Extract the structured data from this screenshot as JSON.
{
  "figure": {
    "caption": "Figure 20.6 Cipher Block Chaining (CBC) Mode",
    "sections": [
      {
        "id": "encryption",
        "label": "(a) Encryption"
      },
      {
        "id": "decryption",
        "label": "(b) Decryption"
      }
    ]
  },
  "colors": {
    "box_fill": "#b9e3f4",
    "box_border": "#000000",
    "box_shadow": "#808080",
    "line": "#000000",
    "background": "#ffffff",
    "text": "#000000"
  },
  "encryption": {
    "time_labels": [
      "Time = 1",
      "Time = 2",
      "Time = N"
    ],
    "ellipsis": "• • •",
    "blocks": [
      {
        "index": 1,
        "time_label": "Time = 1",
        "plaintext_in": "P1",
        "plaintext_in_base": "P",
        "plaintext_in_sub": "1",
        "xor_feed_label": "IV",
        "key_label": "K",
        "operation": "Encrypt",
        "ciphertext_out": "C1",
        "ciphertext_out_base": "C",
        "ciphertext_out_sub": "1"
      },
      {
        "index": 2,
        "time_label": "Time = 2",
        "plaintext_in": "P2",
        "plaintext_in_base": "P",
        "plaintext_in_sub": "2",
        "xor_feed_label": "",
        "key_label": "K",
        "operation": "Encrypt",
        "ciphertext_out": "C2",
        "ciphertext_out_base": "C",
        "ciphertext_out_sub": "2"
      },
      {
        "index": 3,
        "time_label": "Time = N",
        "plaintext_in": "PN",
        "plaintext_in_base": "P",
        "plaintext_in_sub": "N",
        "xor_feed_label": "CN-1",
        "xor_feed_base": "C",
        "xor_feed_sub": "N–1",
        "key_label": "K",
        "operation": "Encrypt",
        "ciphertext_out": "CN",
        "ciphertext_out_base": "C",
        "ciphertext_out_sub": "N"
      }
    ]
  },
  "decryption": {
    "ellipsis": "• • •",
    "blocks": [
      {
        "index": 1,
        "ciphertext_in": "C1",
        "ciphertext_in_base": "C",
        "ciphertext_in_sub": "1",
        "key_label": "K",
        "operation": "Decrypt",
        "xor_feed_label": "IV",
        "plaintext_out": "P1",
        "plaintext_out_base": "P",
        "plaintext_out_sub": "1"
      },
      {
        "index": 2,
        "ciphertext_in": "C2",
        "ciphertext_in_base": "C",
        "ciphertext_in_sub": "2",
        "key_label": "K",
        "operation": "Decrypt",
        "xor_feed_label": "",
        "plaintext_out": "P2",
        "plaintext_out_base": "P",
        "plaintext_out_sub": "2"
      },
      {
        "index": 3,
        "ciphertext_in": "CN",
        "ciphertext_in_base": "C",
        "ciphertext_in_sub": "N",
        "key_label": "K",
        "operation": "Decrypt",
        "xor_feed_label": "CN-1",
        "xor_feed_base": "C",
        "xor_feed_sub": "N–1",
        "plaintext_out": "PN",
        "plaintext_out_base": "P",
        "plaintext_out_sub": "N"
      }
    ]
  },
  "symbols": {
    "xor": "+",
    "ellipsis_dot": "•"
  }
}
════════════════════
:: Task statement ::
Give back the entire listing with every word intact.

:: Exercise response ::
Extract the structured data from this screenshot as JSON.
{
  "figure": {
    "caption": "Figure 20.6 Cipher Block Chaining (CBC) Mode",
    "sections": [
      {
        "id": "encryption",
        "label": "(a) Encryption"
      },
      {
        "id": "decryption",
        "label": "(b) Decryption"
      }
    ]
  },
  "colors": {
    "box_fill": "#b9e3f4",
    "box_border": "#000000",
    "box_shadow": "#808080",
    "line": "#000000",
    "background": "#ffffff",
    "text": "#000000"
  },
  "encryption": {
    "time_labels": [
      "Time = 1",
      "Time = 2",
      "Time = N"
    ],
    "ellipsis": "• • •",
    "blocks": [
      {
        "index": 1,
        "time_label": "Time = 1",
        "plaintext_in": "P1",
        "plaintext_in_base": "P",
        "plaintext_in_sub": "1",
        "xor_feed_label": "IV",
        "key_label": "K",
        "operation": "Encrypt",
        "ciphertext_out": "C1",
        "ciphertext_out_base": "C",
        "ciphertext_out_sub": "1"
      },
      {
        "index": 2,
        "time_label": "Time = 2",
        "plaintext_in": "P2",
        "plaintext_in_base": "P",
        "plaintext_in_sub": "2",
        "xor_feed_label": "",
        "key_label": "K",
        "operation": "Encrypt",
        "ciphertext_out": "C2",
        "ciphertext_out_base": "C",
        "ciphertext_out_sub": "2"
      },
      {
        "index": 3,
        "time_label": "Time = N",
        "plaintext_in": "PN",
        "plaintext_in_base": "P",
        "plaintext_in_sub": "N",
        "xor_feed_label": "CN-1",
        "xor_feed_base": "C",
        "xor_feed_sub": "N–1",
        "key_label": "K",
        "operation": "Encrypt",
        "ciphertext_out": "CN",
        "ciphertext_out_base": "C",
        "ciphertext_out_sub": "N"
      }
    ]
  },
  "decryption": {
    "ellipsis": "• • •",
    "blocks": [
      {
        "index": 1,
        "ciphertext_in": "C1",
        "ciphertext_in_base": "C",
        "ciphertext_in_sub": "1",
        "key_label": "K",
        "operation": "Decrypt",
        "xor_feed_label": "IV",
        "plaintext_out": "P1",
        "plaintext_out_base": "P",
        "plaintext_out_sub": "1"
      },
      {
        "index": 2,
        "ciphertext_in": "C2",
        "ciphertext_in_base": "C",
        "ciphertext_in_sub": "2",
        "key_label": "K",
        "operation": "Decrypt",
        "xor_feed_label": "",
        "plaintext_out": "P2",
        "plaintext_out_base": "P",
        "plaintext_out_sub": "2"
      },
      {
        "index": 3,
        "ciphertext_in": "CN",
        "ciphertext_in_base": "C",
        "ciphertext_in_sub": "N",
        "key_label": "K",
        "operation": "Decrypt",
        "xor_feed_label": "CN-1",
        "xor_feed_base": "C",
        "xor_feed_sub": "N–1",
        "plaintext_out": "PN",
        "plaintext_out_base": "P",
        "plaintext_out_sub": "N"
      }
    ]
  },
  "symbols": {
    "xor": "+",
    "ellipsis_dot": "•"
  }
}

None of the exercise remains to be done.